> PROBLEM DESCRIPTION
Type the records that follow again exactly as written, but drop the pictures.

> MATERIAL SHOWN
================================
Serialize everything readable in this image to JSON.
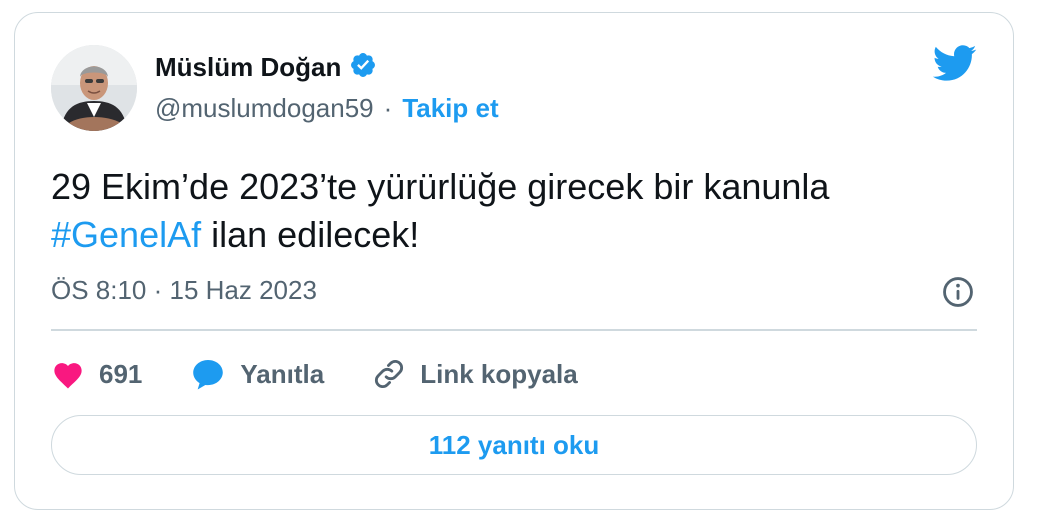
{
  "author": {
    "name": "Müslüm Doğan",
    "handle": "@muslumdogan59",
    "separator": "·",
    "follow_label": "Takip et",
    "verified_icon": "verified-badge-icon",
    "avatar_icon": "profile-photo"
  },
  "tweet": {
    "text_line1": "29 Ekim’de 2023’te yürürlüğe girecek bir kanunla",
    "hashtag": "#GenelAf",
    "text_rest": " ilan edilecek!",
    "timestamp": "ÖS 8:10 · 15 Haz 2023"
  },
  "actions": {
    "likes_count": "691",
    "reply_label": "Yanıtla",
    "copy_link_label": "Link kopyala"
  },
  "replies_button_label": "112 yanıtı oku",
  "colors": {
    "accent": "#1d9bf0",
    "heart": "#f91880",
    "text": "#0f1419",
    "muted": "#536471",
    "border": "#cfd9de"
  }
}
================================
> EXERCISE OUTPUT
Serialize everything readable in this image to JSON.
{
  "author": {
    "name": "Müslüm Doğan",
    "handle": "@muslumdogan59",
    "separator": "·",
    "follow_label": "Takip et",
    "verified_icon": "verified-badge-icon",
    "avatar_icon": "profile-photo"
  },
  "tweet": {
    "text_line1": "29 Ekim’de 2023’te yürürlüğe girecek bir kanunla",
    "hashtag": "#GenelAf",
    "text_rest": " ilan edilecek!",
    "timestamp": "ÖS 8:10 · 15 Haz 2023"
  },
  "actions": {
    "likes_count": "691",
    "reply_label": "Yanıtla",
    "copy_link_label": "Link kopyala"
  },
  "replies_button_label": "112 yanıtı oku",
  "colors": {
    "accent": "#1d9bf0",
    "heart": "#f91880",
    "text": "#0f1419",
    "muted": "#536471",
    "border": "#cfd9de"
  }
}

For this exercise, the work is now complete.